* TASK TO CARRY OUT: From the first entry to the last, repeat them all exactly.

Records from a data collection
=== Begin Enclosure ===

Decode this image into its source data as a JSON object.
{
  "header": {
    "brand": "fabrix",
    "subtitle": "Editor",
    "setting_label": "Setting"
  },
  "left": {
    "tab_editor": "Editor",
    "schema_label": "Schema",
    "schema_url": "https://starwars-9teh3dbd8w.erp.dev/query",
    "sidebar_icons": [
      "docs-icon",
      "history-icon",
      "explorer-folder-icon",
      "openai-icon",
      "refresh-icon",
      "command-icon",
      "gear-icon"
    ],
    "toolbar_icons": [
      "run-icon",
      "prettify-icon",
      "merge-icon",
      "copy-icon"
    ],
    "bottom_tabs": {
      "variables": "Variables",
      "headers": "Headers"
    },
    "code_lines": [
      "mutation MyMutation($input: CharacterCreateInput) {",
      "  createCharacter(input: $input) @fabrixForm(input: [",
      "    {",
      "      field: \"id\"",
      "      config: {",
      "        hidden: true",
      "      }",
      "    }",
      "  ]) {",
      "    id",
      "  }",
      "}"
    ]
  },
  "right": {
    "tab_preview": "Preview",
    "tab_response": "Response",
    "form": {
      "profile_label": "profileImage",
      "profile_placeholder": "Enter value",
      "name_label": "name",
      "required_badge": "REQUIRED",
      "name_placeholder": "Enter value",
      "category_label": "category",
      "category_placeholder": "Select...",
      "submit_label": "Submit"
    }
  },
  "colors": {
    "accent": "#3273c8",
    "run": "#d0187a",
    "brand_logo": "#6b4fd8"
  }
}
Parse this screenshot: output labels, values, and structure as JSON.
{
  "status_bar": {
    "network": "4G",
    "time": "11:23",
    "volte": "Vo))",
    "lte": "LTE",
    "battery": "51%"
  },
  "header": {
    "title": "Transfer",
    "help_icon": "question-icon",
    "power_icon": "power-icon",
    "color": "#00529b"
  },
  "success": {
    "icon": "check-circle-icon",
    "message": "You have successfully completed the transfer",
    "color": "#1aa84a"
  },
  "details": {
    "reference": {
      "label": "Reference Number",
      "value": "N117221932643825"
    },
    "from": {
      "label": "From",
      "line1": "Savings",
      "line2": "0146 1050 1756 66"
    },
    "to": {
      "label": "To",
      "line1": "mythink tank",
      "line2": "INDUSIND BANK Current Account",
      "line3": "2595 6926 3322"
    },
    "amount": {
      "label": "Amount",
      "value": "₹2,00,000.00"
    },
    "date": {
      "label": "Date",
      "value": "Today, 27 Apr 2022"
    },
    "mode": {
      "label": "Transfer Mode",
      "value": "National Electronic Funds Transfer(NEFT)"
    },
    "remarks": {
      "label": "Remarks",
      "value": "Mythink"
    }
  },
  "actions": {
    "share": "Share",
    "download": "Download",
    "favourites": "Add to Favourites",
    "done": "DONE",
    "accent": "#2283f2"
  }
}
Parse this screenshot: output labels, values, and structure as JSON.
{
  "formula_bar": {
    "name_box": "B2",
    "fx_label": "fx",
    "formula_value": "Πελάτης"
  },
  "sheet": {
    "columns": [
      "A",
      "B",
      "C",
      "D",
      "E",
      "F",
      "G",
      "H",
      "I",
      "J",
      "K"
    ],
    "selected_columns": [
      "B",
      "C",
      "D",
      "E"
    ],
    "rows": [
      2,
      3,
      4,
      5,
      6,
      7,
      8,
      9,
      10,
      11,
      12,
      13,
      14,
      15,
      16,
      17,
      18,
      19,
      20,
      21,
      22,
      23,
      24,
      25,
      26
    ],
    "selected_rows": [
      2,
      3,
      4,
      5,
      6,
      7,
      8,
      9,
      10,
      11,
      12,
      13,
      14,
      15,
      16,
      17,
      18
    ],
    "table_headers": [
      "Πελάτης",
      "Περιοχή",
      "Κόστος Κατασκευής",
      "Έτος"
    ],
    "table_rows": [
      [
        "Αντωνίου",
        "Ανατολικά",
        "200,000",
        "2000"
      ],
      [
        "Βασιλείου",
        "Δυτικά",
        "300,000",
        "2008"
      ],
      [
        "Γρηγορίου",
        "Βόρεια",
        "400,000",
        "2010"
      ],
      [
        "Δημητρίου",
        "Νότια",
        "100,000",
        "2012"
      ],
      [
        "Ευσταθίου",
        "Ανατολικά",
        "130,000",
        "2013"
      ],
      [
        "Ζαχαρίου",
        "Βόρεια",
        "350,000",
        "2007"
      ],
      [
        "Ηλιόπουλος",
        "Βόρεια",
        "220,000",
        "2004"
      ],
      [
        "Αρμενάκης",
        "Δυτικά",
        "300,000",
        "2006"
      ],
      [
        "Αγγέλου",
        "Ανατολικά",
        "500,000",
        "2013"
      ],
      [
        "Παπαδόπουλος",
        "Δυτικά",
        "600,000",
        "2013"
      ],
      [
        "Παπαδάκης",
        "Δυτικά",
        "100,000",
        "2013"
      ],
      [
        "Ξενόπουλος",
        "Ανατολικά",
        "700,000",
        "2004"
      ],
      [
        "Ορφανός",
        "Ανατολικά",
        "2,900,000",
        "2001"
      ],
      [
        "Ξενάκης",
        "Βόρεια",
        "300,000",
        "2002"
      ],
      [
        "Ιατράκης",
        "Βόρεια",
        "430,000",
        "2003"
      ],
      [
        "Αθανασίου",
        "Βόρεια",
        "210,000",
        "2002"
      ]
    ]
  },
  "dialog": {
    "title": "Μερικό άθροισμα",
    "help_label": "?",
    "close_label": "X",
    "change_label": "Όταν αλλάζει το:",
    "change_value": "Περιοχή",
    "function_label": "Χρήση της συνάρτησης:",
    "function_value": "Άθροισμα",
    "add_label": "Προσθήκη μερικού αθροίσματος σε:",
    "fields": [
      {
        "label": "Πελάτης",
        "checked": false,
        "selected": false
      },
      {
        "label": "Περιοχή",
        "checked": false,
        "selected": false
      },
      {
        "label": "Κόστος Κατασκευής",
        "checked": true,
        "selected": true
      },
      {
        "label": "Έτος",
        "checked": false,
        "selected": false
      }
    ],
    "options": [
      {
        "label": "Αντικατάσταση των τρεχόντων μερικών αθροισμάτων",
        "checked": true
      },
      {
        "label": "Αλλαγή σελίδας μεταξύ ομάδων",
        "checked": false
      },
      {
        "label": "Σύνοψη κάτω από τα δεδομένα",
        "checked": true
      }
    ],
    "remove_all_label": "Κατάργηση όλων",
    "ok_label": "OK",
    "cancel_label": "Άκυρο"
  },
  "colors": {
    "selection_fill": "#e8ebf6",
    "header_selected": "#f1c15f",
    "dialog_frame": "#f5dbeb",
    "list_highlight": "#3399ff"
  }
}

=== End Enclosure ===

* SOLVED EXERCISE:
Decode this image into its source data as a JSON object.
{
  "header": {
    "brand": "fabrix",
    "subtitle": "Editor",
    "setting_label": "Setting"
  },
  "left": {
    "tab_editor": "Editor",
    "schema_label": "Schema",
    "schema_url": "https://starwars-9teh3dbd8w.erp.dev/query",
    "sidebar_icons": [
      "docs-icon",
      "history-icon",
      "explorer-folder-icon",
      "openai-icon",
      "refresh-icon",
      "command-icon",
      "gear-icon"
    ],
    "toolbar_icons": [
      "run-icon",
      "prettify-icon",
      "merge-icon",
      "copy-icon"
    ],
    "bottom_tabs": {
      "variables": "Variables",
      "headers": "Headers"
    },
    "code_lines": [
      "mutation MyMutation($input: CharacterCreateInput) {",
      "  createCharacter(input: $input) @fabrixForm(input: [",
      "    {",
      "      field: \"id\"",
      "      config: {",
      "        hidden: true",
      "      }",
      "    }",
      "  ]) {",
      "    id",
      "  }",
      "}"
    ]
  },
  "right": {
    "tab_preview": "Preview",
    "tab_response": "Response",
    "form": {
      "profile_label": "profileImage",
      "profile_placeholder": "Enter value",
      "name_label": "name",
      "required_badge": "REQUIRED",
      "name_placeholder": "Enter value",
      "category_label": "category",
      "category_placeholder": "Select...",
      "submit_label": "Submit"
    }
  },
  "colors": {
    "accent": "#3273c8",
    "run": "#d0187a",
    "brand_logo": "#6b4fd8"
  }
}
Parse this screenshot: output labels, values, and structure as JSON.
{
  "status_bar": {
    "network": "4G",
    "time": "11:23",
    "volte": "Vo))",
    "lte": "LTE",
    "battery": "51%"
  },
  "header": {
    "title": "Transfer",
    "help_icon": "question-icon",
    "power_icon": "power-icon",
    "color": "#00529b"
  },
  "success": {
    "icon": "check-circle-icon",
    "message": "You have successfully completed the transfer",
    "color": "#1aa84a"
  },
  "details": {
    "reference": {
      "label": "Reference Number",
      "value": "N117221932643825"
    },
    "from": {
      "label": "From",
      "line1": "Savings",
      "line2": "0146 1050 1756 66"
    },
    "to": {
      "label": "To",
      "line1": "mythink tank",
      "line2": "INDUSIND BANK Current Account",
      "line3": "2595 6926 3322"
    },
    "amount": {
      "label": "Amount",
      "value": "₹2,00,000.00"
    },
    "date": {
      "label": "Date",
      "value": "Today, 27 Apr 2022"
    },
    "mode": {
      "label": "Transfer Mode",
      "value": "National Electronic Funds Transfer(NEFT)"
    },
    "remarks": {
      "label": "Remarks",
      "value": "Mythink"
    }
  },
  "actions": {
    "share": "Share",
    "download": "Download",
    "favourites": "Add to Favourites",
    "done": "DONE",
    "accent": "#2283f2"
  }
}
Parse this screenshot: output labels, values, and structure as JSON.
{
  "formula_bar": {
    "name_box": "B2",
    "fx_label": "fx",
    "formula_value": "Πελάτης"
  },
  "sheet": {
    "columns": [
      "A",
      "B",
      "C",
      "D",
      "E",
      "F",
      "G",
      "H",
      "I",
      "J",
      "K"
    ],
    "selected_columns": [
      "B",
      "C",
      "D",
      "E"
    ],
    "rows": [
      2,
      3,
      4,
      5,
      6,
      7,
      8,
      9,
      10,
      11,
      12,
      13,
      14,
      15,
      16,
      17,
      18,
      19,
      20,
      21,
      22,
      23,
      24,
      25,
      26
    ],
    "selected_rows": [
      2,
      3,
      4,
      5,
      6,
      7,
      8,
      9,
      10,
      11,
      12,
      13,
      14,
      15,
      16,
      17,
      18
    ],
    "table_headers": [
      "Πελάτης",
      "Περιοχή",
      "Κόστος Κατασκευής",
      "Έτος"
    ],
    "table_rows": [
      [
        "Αντωνίου",
        "Ανατολικά",
        "200,000",
        "2000"
      ],
      [
        "Βασιλείου",
        "Δυτικά",
        "300,000",
        "2008"
      ],
      [
        "Γρηγορίου",
        "Βόρεια",
        "400,000",
        "2010"
      ],
      [
        "Δημητρίου",
        "Νότια",
        "100,000",
        "2012"
      ],
      [
        "Ευσταθίου",
        "Ανατολικά",
        "130,000",
        "2013"
      ],
      [
        "Ζαχαρίου",
        "Βόρεια",
        "350,000",
        "2007"
      ],
      [
        "Ηλιόπουλος",
        "Βόρεια",
        "220,000",
        "2004"
      ],
      [
        "Αρμενάκης",
        "Δυτικά",
        "300,000",
        "2006"
      ],
      [
        "Αγγέλου",
        "Ανατολικά",
        "500,000",
        "2013"
      ],
      [
        "Παπαδόπουλος",
        "Δυτικά",
        "600,000",
        "2013"
      ],
      [
        "Παπαδάκης",
        "Δυτικά",
        "100,000",
        "2013"
      ],
      [
        "Ξενόπουλος",
        "Ανατολικά",
        "700,000",
        "2004"
      ],
      [
        "Ορφανός",
        "Ανατολικά",
        "2,900,000",
        "2001"
      ],
      [
        "Ξενάκης",
        "Βόρεια",
        "300,000",
        "2002"
      ],
      [
        "Ιατράκης",
        "Βόρεια",
        "430,000",
        "2003"
      ],
      [
        "Αθανασίου",
        "Βόρεια",
        "210,000",
        "2002"
      ]
    ]
  },
  "dialog": {
    "title": "Μερικό άθροισμα",
    "help_label": "?",
    "close_label": "X",
    "change_label": "Όταν αλλάζει το:",
    "change_value": "Περιοχή",
    "function_label": "Χρήση της συνάρτησης:",
    "function_value": "Άθροισμα",
    "add_label": "Προσθήκη μερικού αθροίσματος σε:",
    "fields": [
      {
        "label": "Πελάτης",
        "checked": false,
        "selected": false
      },
      {
        "label": "Περιοχή",
        "checked": false,
        "selected": false
      },
      {
        "label": "Κόστος Κατασκευής",
        "checked": true,
        "selected": true
      },
      {
        "label": "Έτος",
        "checked": false,
        "selected": false
      }
    ],
    "options": [
      {
        "label": "Αντικατάσταση των τρεχόντων μερικών αθροισμάτων",
        "checked": true
      },
      {
        "label": "Αλλαγή σελίδας μεταξύ ομάδων",
        "checked": false
      },
      {
        "label": "Σύνοψη κάτω από τα δεδομένα",
        "checked": true
      }
    ],
    "remove_all_label": "Κατάργηση όλων",
    "ok_label": "OK",
    "cancel_label": "Άκυρο"
  },
  "colors": {
    "selection_fill": "#e8ebf6",
    "header_selected": "#f1c15f",
    "dialog_frame": "#f5dbeb",
    "list_highlight": "#3399ff"
  }
}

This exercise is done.